NOTE: The massive Ridge Ferry Park is just 0.60 mile south of the Chieftains Museum. With lots of big shade trees, it’s a good place to access the riverside trail system. The 60-acre park also features a multi-purpose pavilion, a large concert stage, fishing and river access, picnic shelters, playgrounds, restroom facilities, two sand volleyball courts, wetlands demonstration area, an ADA accessible tree house, a dog park, and the Rome/Floyd E.C.O. River Education Center and Pollinator Garden. See the Rome Parks and Recreation website.
FUN FACT: Ridge started using the name “Major” after General Andrew Jackson honored him with that rank following the 1814 Battle of Horseshoe Bend.
Upper Avenue A Historic District
Featuring houses built between the 1880s and the 1920s, the Upper Avenue A Historic District appears almost exactly as it would have appeared 100 years ago. The older houses were part of the village of DeSoto which was annexed by Rome in 1885.
It’s on the west bank of the Oostanaula and only about six blocks from the historic downtown. A good number of the houses are large, two-story structures with some noticeable late-Victorian styling.
Here are some of the visual highlights:
The Upper Avenue A Historic District was listed with the National Register of Historic Places in 1983. Traffic is very light in the district and there are sidewalks throughout, so a sidewalk or bicycle tour is safe and easy.
East Rome Historic District
Across the Etowah River from downtown, the East Rome Historic District features a few of the grandest houses in the city along with a large number of plain craftsman- and bungalow-style small houses. The large Rome-Floyd County YMCA is in the center of the district but is not a contributing structure in regard to the National Register listing.
A good area for a sidewalk tour, the district’s boundaries represent what was incorporated in 1883 as the Town of East Rome. That town was annexed by Rome in 1906.
Most people would consider Claremont, the 7,100 sq. ft. c. 1882 house built for the Colonel Hamilton Yancey family at the corner of East 2nd Avenue and East 10th Street, to be the most interesting house in the East Rome Historic District. It’s shown at the top of this page and also in the gallery below, and was operated as a bed and breakfast called The Claremont House for many years. The large house next door is also quite striking. It appears to be from the 1910s to 1930s era.

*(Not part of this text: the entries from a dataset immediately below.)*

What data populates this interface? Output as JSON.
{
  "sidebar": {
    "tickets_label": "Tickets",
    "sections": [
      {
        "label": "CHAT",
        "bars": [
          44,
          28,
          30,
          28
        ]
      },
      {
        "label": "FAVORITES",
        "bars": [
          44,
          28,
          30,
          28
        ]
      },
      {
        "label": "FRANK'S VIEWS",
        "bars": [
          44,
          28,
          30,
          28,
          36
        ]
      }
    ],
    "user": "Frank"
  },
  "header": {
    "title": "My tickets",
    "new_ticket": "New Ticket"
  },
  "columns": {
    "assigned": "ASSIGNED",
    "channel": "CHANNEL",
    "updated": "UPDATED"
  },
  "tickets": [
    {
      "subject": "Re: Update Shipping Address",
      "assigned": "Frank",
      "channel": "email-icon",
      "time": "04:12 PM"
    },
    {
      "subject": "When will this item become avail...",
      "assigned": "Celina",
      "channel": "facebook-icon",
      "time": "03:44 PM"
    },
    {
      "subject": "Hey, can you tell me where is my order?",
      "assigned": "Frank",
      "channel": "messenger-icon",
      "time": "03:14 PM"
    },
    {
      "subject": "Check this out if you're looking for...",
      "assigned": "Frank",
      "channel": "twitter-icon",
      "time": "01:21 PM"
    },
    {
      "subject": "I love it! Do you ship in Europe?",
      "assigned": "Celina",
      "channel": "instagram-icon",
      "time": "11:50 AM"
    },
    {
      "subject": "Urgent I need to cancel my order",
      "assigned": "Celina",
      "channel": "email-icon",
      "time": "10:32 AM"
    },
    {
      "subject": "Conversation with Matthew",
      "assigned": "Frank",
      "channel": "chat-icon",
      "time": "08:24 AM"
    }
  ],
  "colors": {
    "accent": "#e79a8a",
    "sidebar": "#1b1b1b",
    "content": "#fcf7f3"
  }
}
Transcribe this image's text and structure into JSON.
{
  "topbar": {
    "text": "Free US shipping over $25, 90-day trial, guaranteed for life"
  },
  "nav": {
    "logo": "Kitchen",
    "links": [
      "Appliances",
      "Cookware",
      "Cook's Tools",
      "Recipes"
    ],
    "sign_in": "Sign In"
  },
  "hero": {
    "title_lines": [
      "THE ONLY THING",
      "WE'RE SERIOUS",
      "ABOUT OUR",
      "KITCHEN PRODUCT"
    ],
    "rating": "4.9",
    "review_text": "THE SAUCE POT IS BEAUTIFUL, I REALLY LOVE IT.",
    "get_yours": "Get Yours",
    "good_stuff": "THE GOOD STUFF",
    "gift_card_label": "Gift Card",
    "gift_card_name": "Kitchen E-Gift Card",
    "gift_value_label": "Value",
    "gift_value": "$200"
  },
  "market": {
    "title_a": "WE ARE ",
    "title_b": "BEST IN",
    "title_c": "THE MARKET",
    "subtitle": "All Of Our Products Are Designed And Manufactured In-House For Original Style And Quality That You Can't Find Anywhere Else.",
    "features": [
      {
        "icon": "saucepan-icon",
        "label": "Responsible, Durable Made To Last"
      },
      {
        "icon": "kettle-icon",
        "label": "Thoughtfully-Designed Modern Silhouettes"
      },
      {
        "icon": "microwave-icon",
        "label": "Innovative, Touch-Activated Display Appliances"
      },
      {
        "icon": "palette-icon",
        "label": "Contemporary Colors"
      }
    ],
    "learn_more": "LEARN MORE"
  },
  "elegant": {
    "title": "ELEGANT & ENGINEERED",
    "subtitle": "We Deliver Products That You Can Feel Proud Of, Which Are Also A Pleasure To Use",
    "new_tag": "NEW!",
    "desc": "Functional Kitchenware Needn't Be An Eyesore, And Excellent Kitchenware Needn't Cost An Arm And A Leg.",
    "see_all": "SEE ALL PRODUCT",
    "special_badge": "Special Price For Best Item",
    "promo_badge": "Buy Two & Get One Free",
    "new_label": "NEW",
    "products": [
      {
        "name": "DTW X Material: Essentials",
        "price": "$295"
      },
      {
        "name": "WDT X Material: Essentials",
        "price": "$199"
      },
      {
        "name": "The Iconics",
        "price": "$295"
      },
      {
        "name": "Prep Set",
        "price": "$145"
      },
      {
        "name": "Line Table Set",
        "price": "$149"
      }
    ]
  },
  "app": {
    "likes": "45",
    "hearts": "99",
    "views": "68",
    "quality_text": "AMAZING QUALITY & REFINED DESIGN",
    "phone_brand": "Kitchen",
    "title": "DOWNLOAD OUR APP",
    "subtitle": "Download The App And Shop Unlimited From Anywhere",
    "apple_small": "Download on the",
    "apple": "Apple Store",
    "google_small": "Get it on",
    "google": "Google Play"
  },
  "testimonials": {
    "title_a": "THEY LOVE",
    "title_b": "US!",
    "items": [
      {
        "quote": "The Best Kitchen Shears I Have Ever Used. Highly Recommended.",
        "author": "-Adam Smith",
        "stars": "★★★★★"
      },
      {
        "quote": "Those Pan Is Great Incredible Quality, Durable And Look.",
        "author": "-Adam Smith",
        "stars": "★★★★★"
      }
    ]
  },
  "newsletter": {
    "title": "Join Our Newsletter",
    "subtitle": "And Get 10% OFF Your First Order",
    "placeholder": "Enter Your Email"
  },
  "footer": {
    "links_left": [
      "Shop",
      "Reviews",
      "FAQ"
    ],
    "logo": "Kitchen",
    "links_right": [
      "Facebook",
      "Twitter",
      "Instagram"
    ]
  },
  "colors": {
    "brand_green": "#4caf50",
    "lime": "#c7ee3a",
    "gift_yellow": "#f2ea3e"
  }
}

At one time, a railroad depot was located in the district but it no longer stands. It burned down in the late 1960s.
Click here to see the district’s 1985 National Register application.
The Dr. Robert Battey House is almost 170 years old
This property is within the boundaries of the East Rome Historic District at the corner of East 2nd Avenue and East 8th Street S.W. Built in 1851 and moved to its current location in 1974 to avoid demolition, this large cottage was individually listed with the National Registry of Historic Places in 1977. See the National Register application: https://catalog.archives.gov/id/93207974.
Dr. Battey was a pioneer in the field of gynecology and was the first physician to perform oophorectomies.
The house is currently used as a Farm Bureau office. Map.
South Broad Street Historic District
As you cross the small old bridge that spans the Etowah River on the east end of Broad Street, you will be less than two blocks from this district. Located directly south of the historic Myrtle Hill Cemetery, the South Broad Street Historic District also features a few very interesting large two-story houses that were built in the 1880s to 1910s ranges and several plain craftsman- and bungalow style one-story houses.
As is the case with the Upper Avenue A and East Rome historic districts shown above, it was also formerly part of a separate town that was annexed into Rome.
See the South Broadway Historic District application to the National Register at https://catalog.archives.gov/id/93208011.